- New York assembly ex-speaker Silver indicted; charges reduced from five to three [Reuters]
- “Your fruit may be patented.” [Dan Lewis, Now I Know]
- David Henderson has been blogging excerpts from Dan Okrent’s book on Prohibition, Last Call, including one on the origins of “Raines Law hotels” [Econlog] Also, the “law-abiding” kind of speakeasy; and would polite opinion today, as it did in the 1920s, assail Prohibition enforcement as draconian and intrusive?
- Obstacles to craft brewing [Matthew Mitchell, Christopher Koopman, Mercatus; Michelle Minton/DC Beer]
- Brown U. professor Dwight Heath on why drinking age should be lowered [WJAR]
- Feds go after hobby distillers [Jacob Sullum]
- When a liquor license sells for $425,000, as happened in Boston recently, it’s become virtually a taxi medallion [Ira Stoll]
- Maryland grain alcohol ban tripped up violin restorers, cake pros, craft bitters folk. Gee thanks, Johns Hopkins Bloomberg School of Public Health [WaPo] Much more about the center’s anti-alcohol crusader, David Jernigan [my Free State Notes] Tax dollars have enabled his crusades [Michelle Minton, Baltimore Sun]
- Profile of obscure Treasury Department official who “approves essentially every beer label in the United States” [Tim Mak, Daily Beast; coaster image, Flickr user Roger Wollstadt]
“The age-21 rule sets the U.S. apart from all advanced Western nations and lumps it with small or repressive countries like Sri Lanka, Pakistan, Indonesia, Qatar, Oman and the United Arab Emirates.
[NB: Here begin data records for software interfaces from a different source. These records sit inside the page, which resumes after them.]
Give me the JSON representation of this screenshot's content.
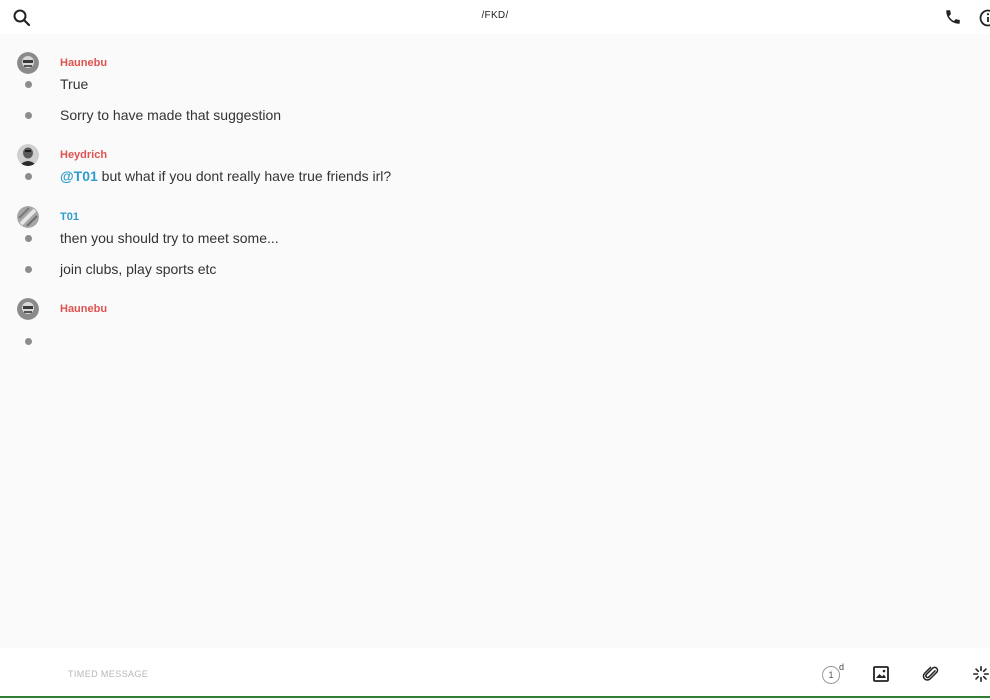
{
  "conversation": {
    "title": "/FKD/"
  },
  "colors": {
    "author_red": "#e0524f",
    "author_blue": "#2e9ccd",
    "mention_blue": "#2e9ccd"
  },
  "header": {
    "left_icon": "search-icon",
    "right_icons": [
      "phone-icon",
      "info-icon"
    ]
  },
  "messages": [
    {
      "author": "Haunebu",
      "author_color": "red",
      "lines": [
        {
          "text": "True"
        },
        {
          "text": "Sorry to have made that suggestion"
        }
      ]
    },
    {
      "author": "Heydrich",
      "author_color": "red",
      "lines": [
        {
          "mention": "@T01",
          "text": " but what if you dont really have true friends irl?"
        }
      ]
    },
    {
      "author": "T01",
      "author_color": "blue",
      "lines": [
        {
          "text": "then you should try to meet some..."
        },
        {
          "text": "join clubs, play sports etc"
        }
      ]
    },
    {
      "author": "Haunebu",
      "author_color": "red",
      "lines": [
        {
          "text": ""
        }
      ]
    }
  ],
  "footer": {
    "input_placeholder": "TIMED MESSAGE",
    "timer_value": "1",
    "timer_unit": "d",
    "icons": [
      "timer-icon",
      "image-icon",
      "paperclip-icon",
      "ping-icon"
    ]
  }
}
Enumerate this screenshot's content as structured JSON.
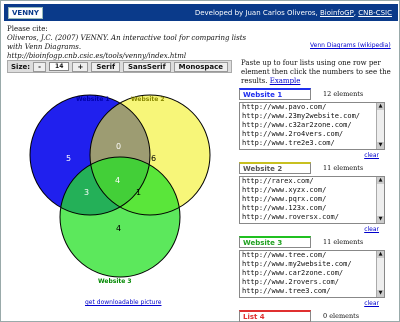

Congress was stampeded into this puritanical law by Mothers Against Drunk Driving.” — Camille Paglia in Time on why the national minimum drinking age law “must be repealed. It is absurd and unjust.” Related: “A drinking age of 21 infantilizes adults who are otherwise able to serve in the military, marry without permission, enter into business contracts, buy tobacco, vote and run for public office. It forces college administrators to be babysitters rather than educators. And it doesn’t achieve its stated goals.” [“ABC debacle should stir debate on Virginia’s drinking age,” Rick Sincere, Richmond Times-Dispatch] Earlier here, here, here, etc. Plus: Relevant political thoughts from Glenn Reynolds last year.
Related, if distantly: study in Britain finds liberalization of bar closing hours associated with decline in traffic accidents [Jeffrey Miron, Cato]
“Young New Yorkers would not be able to buy cigarettes until they were 21, up from the current 18, under a proposal advanced [last month] by Dr. Thomas A. Farley, the city’s health commissioner, and Christine C. Quinn, the City Council speaker.” [New York Times via J.D. Tuccille] Or at least would not be able to buy them legally: according to estimates from the Mackinac Institute, New York state already has the nation’s highest rate of smuggled cigarette consumption, at more than 60 percent of its total market. [Catherine Rampell, NYT; Mackinac; Tax Foundation; Christopher Snowdon, “The Wages of Sin Taxes” (CEI, PDF)]
More: As the legal drinking age has been pushed upward in recent years, the average age of first use of alcohol has fallen markedly [Tuccille]